Visitors can download the app and see what local restaurants, cafes, golf courses, beaches or pubs are available and head to those, or what local attractions and facilities are around, and the local council is encouraged to display their information.

Seal Rocks, NSW, cabin | Image source: Supplied

“If the local council has a clean-up the beach or planting on the river on the first Saturday of each month, we want our visitors to know about it so they can go and interact with the local people. It’s something we want to integrate into our park experiences,” he says.

“It’s going to be especially relevant when international travellers come back and want to be with the locals. That can be just as much part of the holiday experience as going kayaking on the lake. Picking up rubbish on a beach or planting on a riverbank can make a travellers journey a more sustainable experience, as well, which people are really looking for now. We are pondering how to bring these sorts of things to life in 2023.”
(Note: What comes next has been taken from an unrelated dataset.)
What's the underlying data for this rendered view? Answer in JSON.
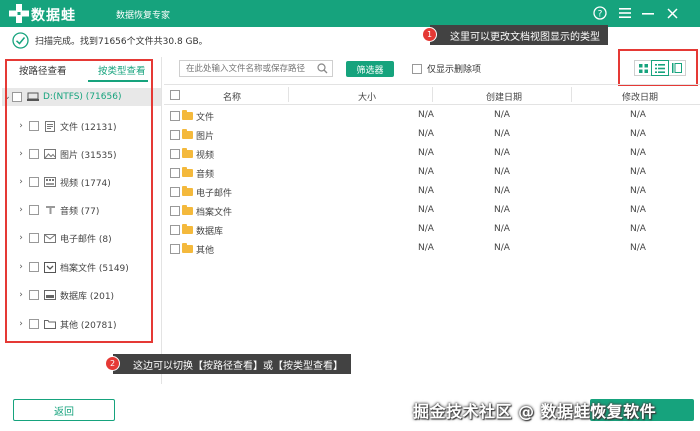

Baker said Reflections is working on ways to further use the land the parks sit on, with an idea of taking on more camping grounds, perhaps along hiking trails to open up more remote areas.


SiteMinder, the world’s largest open hotel commerce platform found bookings for Airlie Beach, Broadbeach, Coffs Harbour, Docklands and Port Macquarie individually have all exceeded pre-pandemic numbers.

The Top 5 biggest source markets for international visitors to Australia based on hotel bookings for the period 23 December 2022-6 January 2023, as of December 8 (from highest to lowest) were Great Britain, the US, New Zealand, Germany and Singapore, SiteMinder’s data showed.


Tom Walley, Global Managing Director at Corporate Traveller, the flagship SME travel management division of Flight Centre, says the 2022 travel recovery is paving the way for emerging trends in both business and travel for the Australian market in 2023 and beyond.

“Flight Centre’s corporate divisions, including Corporate Traveller, recovered healthily in the 2022 financial year, outperforming the industry’s time to value recovery and with transaction volumes having returned to circa 90% of pre-Covid levels.

“From next year, I’m forecasting the business travel industry will continue capitalising on its post-Covid growth and success as businesses and their employees gain more confidence to return to the office and the skies, with the travel journey becoming more digitised and new industry partnerships emerging to improve and expand the choices available to travellers.”

David Fastuca, CMO and co-Founder of Locomote says that “within the travel industry we are seeing and will continue to see more purposeful travel, meaning longer stays, with more meetings crammed into those days away”.

He says that with lockdowns now a thing of the past he predicts travel to also increase from 2022 levels.

“We’ve missed face-to-face interaction for too long so building these relationships is key to winning more business in 2023. Travel is going to be one of the biggest investments companies will make and it will be well worth it.”

Further reading

Holiday bucket list: Where Aussies are desperate to travel

Travel insurance is thinking like a worried mum to keep you covered